### AIM OF THE TASK
Retype every record exactly as it appears.

Data about app and page elements
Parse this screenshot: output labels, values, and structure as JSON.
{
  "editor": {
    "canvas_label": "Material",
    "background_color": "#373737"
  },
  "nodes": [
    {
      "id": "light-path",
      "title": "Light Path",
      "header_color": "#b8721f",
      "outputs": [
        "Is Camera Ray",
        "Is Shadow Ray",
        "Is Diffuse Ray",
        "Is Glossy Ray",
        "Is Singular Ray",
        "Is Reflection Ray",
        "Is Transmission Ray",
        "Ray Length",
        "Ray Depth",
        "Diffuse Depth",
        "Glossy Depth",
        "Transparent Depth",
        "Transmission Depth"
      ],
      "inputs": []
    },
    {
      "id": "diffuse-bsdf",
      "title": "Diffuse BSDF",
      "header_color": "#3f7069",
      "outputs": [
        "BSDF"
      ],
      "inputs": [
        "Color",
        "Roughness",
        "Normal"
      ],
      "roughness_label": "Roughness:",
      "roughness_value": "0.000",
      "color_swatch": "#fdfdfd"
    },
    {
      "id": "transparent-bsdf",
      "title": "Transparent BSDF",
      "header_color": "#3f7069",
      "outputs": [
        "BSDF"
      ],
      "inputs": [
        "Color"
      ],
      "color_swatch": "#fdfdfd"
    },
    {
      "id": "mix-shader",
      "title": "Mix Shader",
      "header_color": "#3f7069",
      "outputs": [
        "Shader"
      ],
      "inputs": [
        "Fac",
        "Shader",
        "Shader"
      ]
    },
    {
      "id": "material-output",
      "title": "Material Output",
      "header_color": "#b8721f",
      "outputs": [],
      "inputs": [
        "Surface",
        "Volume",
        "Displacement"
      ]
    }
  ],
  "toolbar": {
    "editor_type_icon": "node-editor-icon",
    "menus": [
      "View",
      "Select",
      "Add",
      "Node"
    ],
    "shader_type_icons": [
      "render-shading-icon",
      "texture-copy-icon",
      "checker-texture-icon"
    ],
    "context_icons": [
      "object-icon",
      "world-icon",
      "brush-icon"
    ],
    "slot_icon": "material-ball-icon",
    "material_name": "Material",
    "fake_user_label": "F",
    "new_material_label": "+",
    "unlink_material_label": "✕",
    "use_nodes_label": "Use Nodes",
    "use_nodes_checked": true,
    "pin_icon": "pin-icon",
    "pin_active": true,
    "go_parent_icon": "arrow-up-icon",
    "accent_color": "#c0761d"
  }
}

### ANSWER FOR THE TASK
Parse this screenshot: output labels, values, and structure as JSON.
{
  "editor": {
    "canvas_label": "Material",
    "background_color": "#373737"
  },
  "nodes": [
    {
      "id": "light-path",
      "title": "Light Path",
      "header_color": "#b8721f",
      "outputs": [
        "Is Camera Ray",
        "Is Shadow Ray",
        "Is Diffuse Ray",
        "Is Glossy Ray",
        "Is Singular Ray",
        "Is Reflection Ray",
        "Is Transmission Ray",
        "Ray Length",
        "Ray Depth",
        "Diffuse Depth",
        "Glossy Depth",
        "Transparent Depth",
        "Transmission Depth"
      ],
      "inputs": []
    },
    {
      "id": "diffuse-bsdf",
      "title": "Diffuse BSDF",
      "header_color": "#3f7069",
      "outputs": [
        "BSDF"
      ],
      "inputs": [
        "Color",
        "Roughness",
        "Normal"
      ],
      "roughness_label": "Roughness:",
      "roughness_value": "0.000",
      "color_swatch": "#fdfdfd"
    },
    {
      "id": "transparent-bsdf",
      "title": "Transparent BSDF",
      "header_color": "#3f7069",
      "outputs": [
        "BSDF"
      ],
      "inputs": [
        "Color"
      ],
      "color_swatch": "#fdfdfd"
    },
    {
      "id": "mix-shader",
      "title": "Mix Shader",
      "header_color": "#3f7069",
      "outputs": [
        "Shader"
      ],
      "inputs": [
        "Fac",
        "Shader",
        "Shader"
      ]
    },
    {
      "id": "material-output",
      "title": "Material Output",
      "header_color": "#b8721f",
      "outputs": [],
      "inputs": [
        "Surface",
        "Volume",
        "Displacement"
      ]
    }
  ],
  "toolbar": {
    "editor_type_icon": "node-editor-icon",
    "menus": [
      "View",
      "Select",
      "Add",
      "Node"
    ],
    "shader_type_icons": [
      "render-shading-icon",
      "texture-copy-icon",
      "checker-texture-icon"
    ],
    "context_icons": [
      "object-icon",
      "world-icon",
      "brush-icon"
    ],
    "slot_icon": "material-ball-icon",
    "material_name": "Material",
    "fake_user_label": "F",
    "new_material_label": "+",
    "unlink_material_label": "✕",
    "use_nodes_label": "Use Nodes",
    "use_nodes_checked": true,
    "pin_icon": "pin-icon",
    "pin_active": true,
    "go_parent_icon": "arrow-up-icon",
    "accent_color": "#c0761d"
  }
}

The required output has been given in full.